(Jim Ross voice) BAH GAWD, THAT’S JONNI DC!  JONNI DC!  (/Jim Ross voice)  Jonni is actually based on a real DC mascot from back in the metaphorical day, who appeared in house ads talking about the great new things coming up from what was then National Periodical Publications.  As for Jonni, she has been conducting her crusade to clean up the continuity, removing everything childish, silly or wonky in order to make everything fit perfectly, and her plan has worked perfectly…  until this happens.

Dun DUN DAAAAAAH!!!

For the third consecutive issue, the Lord Of Apokalips has arrived for his mind-bending showdown with the Bug, and the stakes could not be higher…  Maybe someday, I’ll get around to reviewing issue #4 so Faithful Spoilerites will know the true grandeur of their epic battle.  Regardless of all that, this comic was one of my first real interactions with metatextual storytelling, and even with the strangeness of Keith’s art during this period (he had become fascinated with an Argentinian illustrator, Jose Munoz, and radically altered his style to resemble Munoz’) and the subjectivity of humor, this book still sticks with me as one of the funnier comics I’ve ever read.  Ambush Bug #3 refuses to let its subjects get away with ignoring the ridiculous, the embarrassing and the strange, but does so from a place of love that doesn’t fall back on easy reverence or “Greatest [BLANK] Ever” rhetorical shortcuts, making for a truly entertaining comic book experience and 4 out of 5 stars.  If nothing else, it is one of the foundations of my own writing and humor, and thus is responsible for a big swath of my love of comics, meaning it’s responsible for work at Major Spoilers, my Ten Things lists and the existence of Retro Reviews.

So, now you know whom to blame…

[taq_review]

Dear Spoilerite,

At Major Spoilers, we strive to create original content that you find interesting and entertaining. Producing, writing, recording, editing, and researching requires significant resources. We pay writers, podcast hosts, and other staff members who work tirelessly to provide you with insights into the comic book, gaming, and pop culture industries. Help us keep MajorSpoilers.com strong. Become a Patron (and our superhero) today.

Share.

About Author

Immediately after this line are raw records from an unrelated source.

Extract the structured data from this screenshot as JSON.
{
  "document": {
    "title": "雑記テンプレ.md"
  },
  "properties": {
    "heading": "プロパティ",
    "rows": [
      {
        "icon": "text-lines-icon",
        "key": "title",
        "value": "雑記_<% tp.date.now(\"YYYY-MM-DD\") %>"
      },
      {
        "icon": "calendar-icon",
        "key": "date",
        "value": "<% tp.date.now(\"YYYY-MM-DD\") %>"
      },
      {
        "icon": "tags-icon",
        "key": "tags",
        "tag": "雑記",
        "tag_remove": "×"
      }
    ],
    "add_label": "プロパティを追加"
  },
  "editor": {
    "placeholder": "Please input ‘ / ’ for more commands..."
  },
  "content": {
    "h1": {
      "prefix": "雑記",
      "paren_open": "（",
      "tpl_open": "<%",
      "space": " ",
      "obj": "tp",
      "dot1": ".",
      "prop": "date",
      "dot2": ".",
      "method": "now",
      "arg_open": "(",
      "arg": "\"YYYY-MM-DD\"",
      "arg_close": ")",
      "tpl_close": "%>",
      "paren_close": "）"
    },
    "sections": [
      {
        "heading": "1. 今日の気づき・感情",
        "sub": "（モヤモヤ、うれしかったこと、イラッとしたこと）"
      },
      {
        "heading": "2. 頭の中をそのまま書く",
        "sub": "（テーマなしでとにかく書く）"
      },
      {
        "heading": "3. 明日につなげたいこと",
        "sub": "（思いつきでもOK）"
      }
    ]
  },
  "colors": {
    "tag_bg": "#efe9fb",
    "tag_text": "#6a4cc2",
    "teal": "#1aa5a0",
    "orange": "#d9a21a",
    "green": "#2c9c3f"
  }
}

Once upon a time, there was a young nerd from the Midwest, who loved Matter-Eater Lad and the McKenzie Brothers... If pop culture were a maze, Matthew would be the Minotaur at its center. Were it a mall, he'd be the Food Court. Were it a parking lot, he’d be the distant Cart Corral where the weird kids gather to smoke, but that’s not important right now... Matthew enjoys body surfing (so long as the bodies are fresh), writing in the third person, and dark-eyed women. Amongst his weaponry are such diverse elements as: Fear! Surprise! Ruthless efficiency! An almost fanatical devotion to pop culture! And a nice red uniform.

1 Comment

  1. I was around the age of 9 or 10 when I got not only this mini-series, but the Christmas special and the following mini-series from the comic shop my brother frequented when it was closing down. The owner recalled my enjoyment of things like Marvel’s “What The?” and “The Tick” and thought I would enjoy these.

    It has been close to 20 years since I last laid eyes on this issue (sadly, one of the many books lost in a move between states), but I remember this mini-series quite fondly. And I also am still disappointed I couldn’t get myself a 50 ft Proty.

Leave A Reply

This site uses Akismet to reduce spam. Learn how your comment data is processed.